Component data from apps and pages:
--- START ---
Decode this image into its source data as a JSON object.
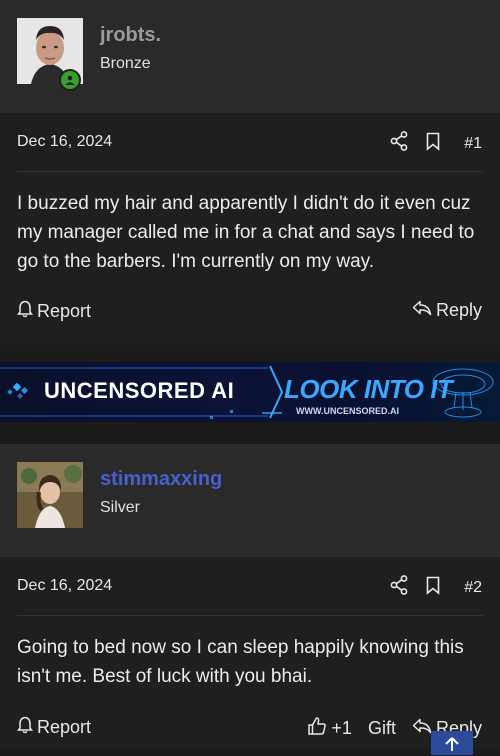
{
  "posts": [
    {
      "username": "jrobts.",
      "rank": "Bronze",
      "date": "Dec 16, 2024",
      "number": "#1",
      "message": "I buzzed my hair and apparently I didn't do it even cuz my manager called me in for a chat and says I need to go to the barbers. I'm currently on my way.",
      "report_label": "Report",
      "reply_label": "Reply",
      "username_color": "#9a9a9a"
    },
    {
      "username": "stimmaxxing",
      "rank": "Silver",
      "date": "Dec 16, 2024",
      "number": "#2",
      "message": "Going to bed now so I can sleep happily knowing this isn't me. Best of luck with you bhai.",
      "report_label": "Report",
      "like_count": "+1",
      "gift_label": "Gift",
      "reply_label": "Reply",
      "username_color": "#4a5fd0"
    }
  ],
  "banner": {
    "brand": "UNCENSORED AI",
    "tagline": "LOOK INTO IT",
    "url": "WWW.UNCENSORED.AI"
  },
  "icons": {
    "share": "share-icon",
    "bookmark": "bookmark-icon",
    "report": "bell-icon",
    "reply": "reply-icon",
    "like": "thumbs-up-icon",
    "scroll_top": "arrow-up-icon"
  }
}
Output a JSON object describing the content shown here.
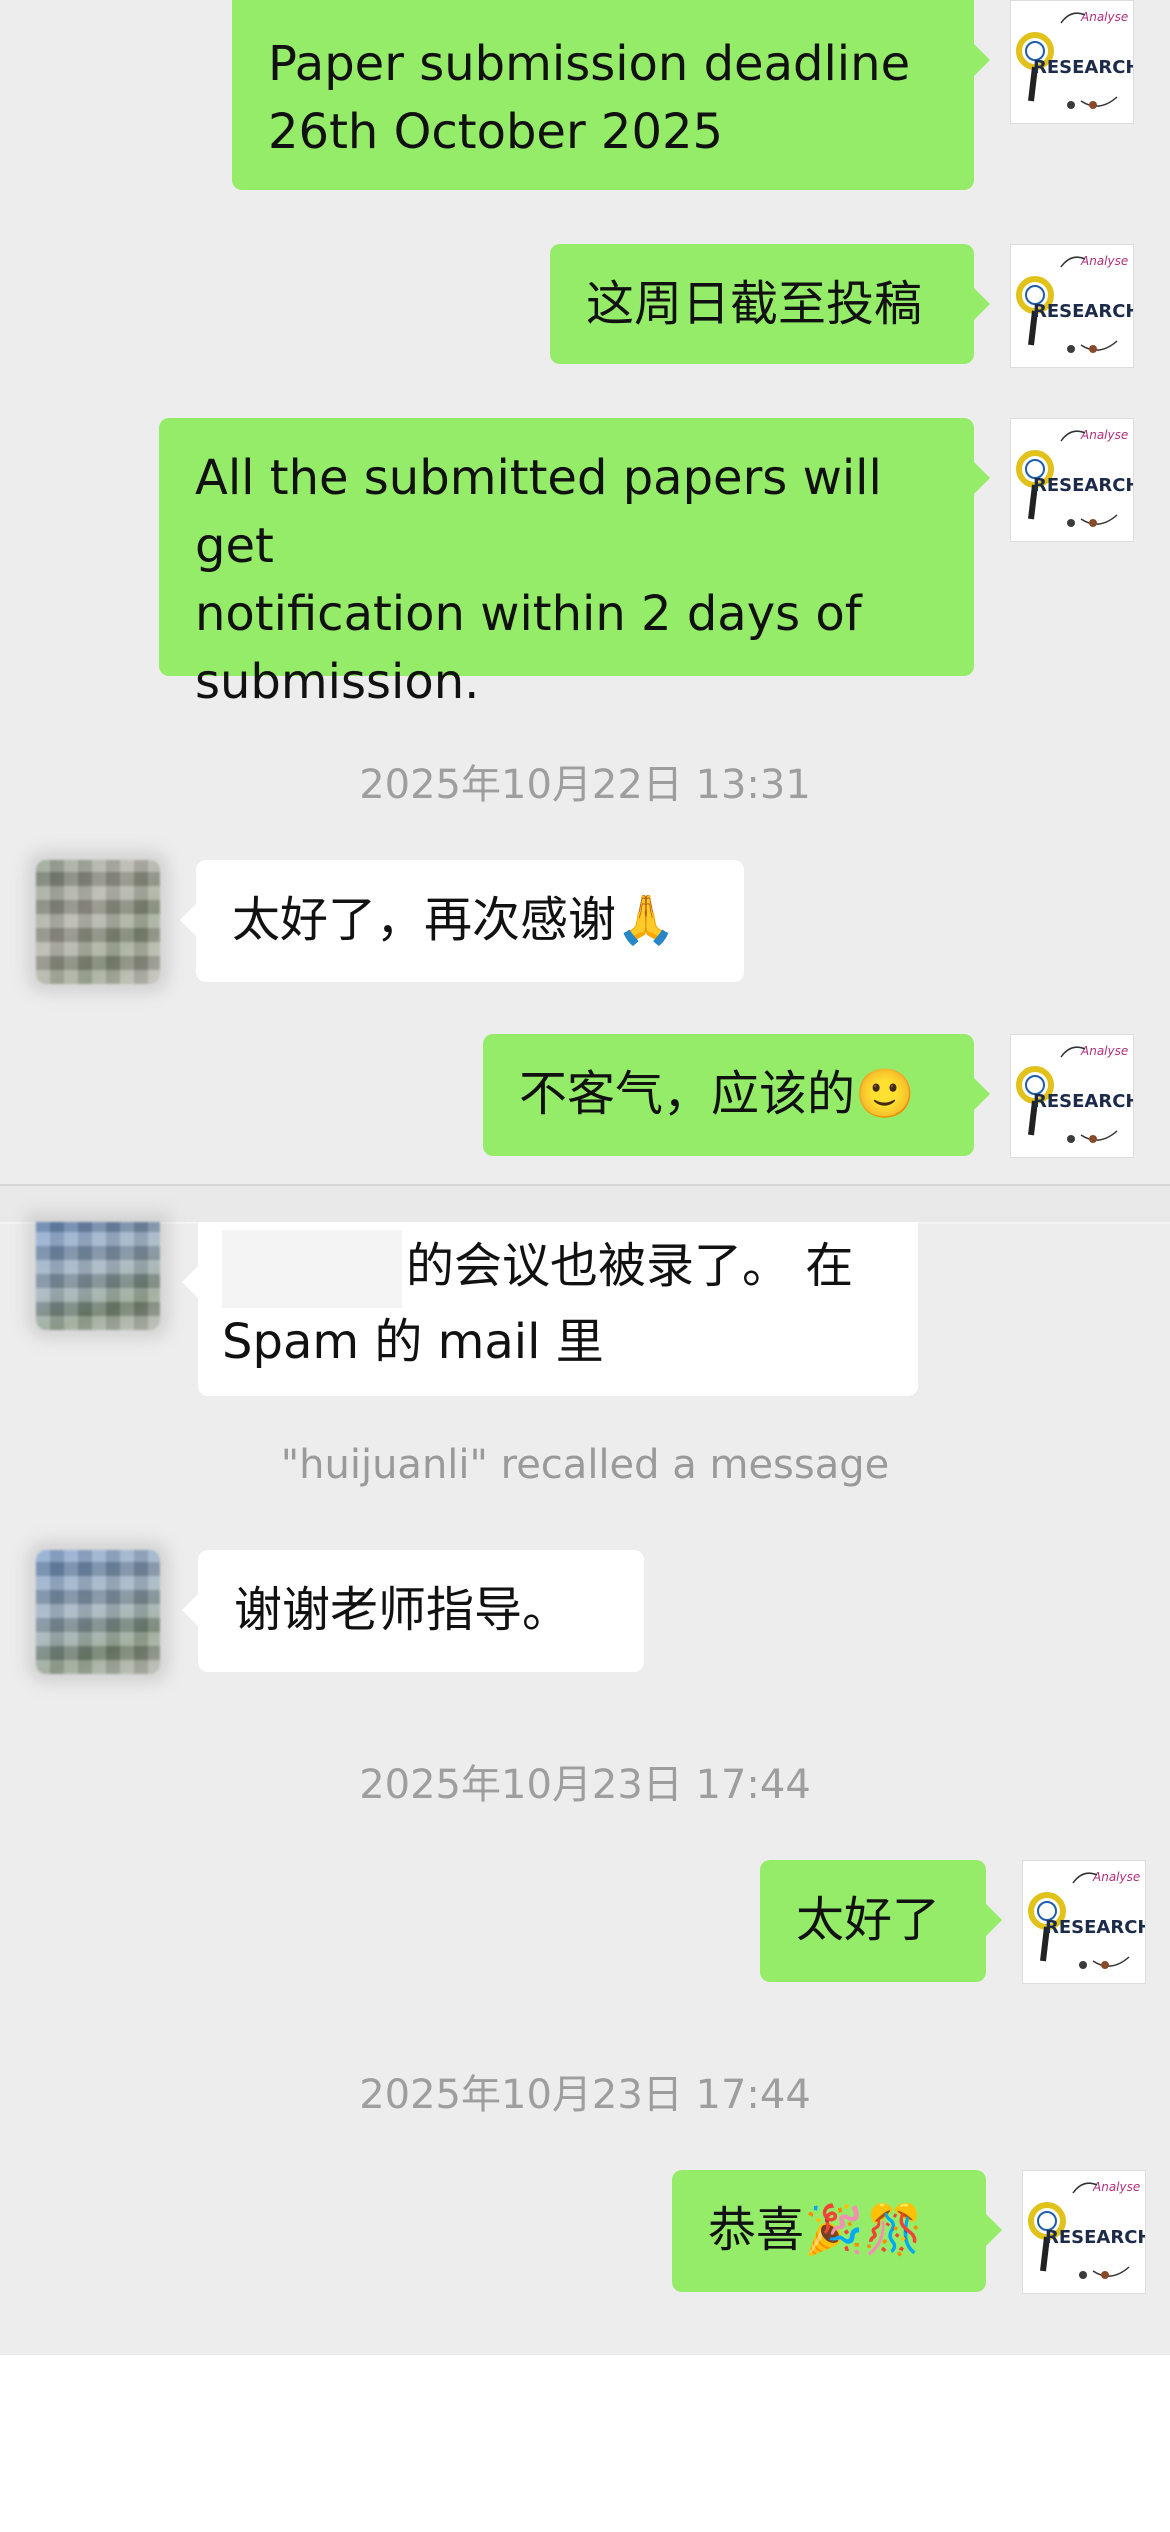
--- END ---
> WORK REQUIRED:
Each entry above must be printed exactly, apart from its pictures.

> SOLUTION BELOW:
Decode this image into its source data as a JSON object.
{
  "posts": [
    {
      "username": "jrobts.",
      "rank": "Bronze",
      "date": "Dec 16, 2024",
      "number": "#1",
      "message": "I buzzed my hair and apparently I didn't do it even cuz my manager called me in for a chat and says I need to go to the barbers. I'm currently on my way.",
      "report_label": "Report",
      "reply_label": "Reply",
      "username_color": "#9a9a9a"
    },
    {
      "username": "stimmaxxing",
      "rank": "Silver",
      "date": "Dec 16, 2024",
      "number": "#2",
      "message": "Going to bed now so I can sleep happily knowing this isn't me. Best of luck with you bhai.",
      "report_label": "Report",
      "like_count": "+1",
      "gift_label": "Gift",
      "reply_label": "Reply",
      "username_color": "#4a5fd0"
    }
  ],
  "banner": {
    "brand": "UNCENSORED AI",
    "tagline": "LOOK INTO IT",
    "url": "WWW.UNCENSORED.AI"
  },
  "icons": {
    "share": "share-icon",
    "bookmark": "bookmark-icon",
    "report": "bell-icon",
    "reply": "reply-icon",
    "like": "thumbs-up-icon",
    "scroll_top": "arrow-up-icon"
  }
}
Output a JSON object describing the content shown here.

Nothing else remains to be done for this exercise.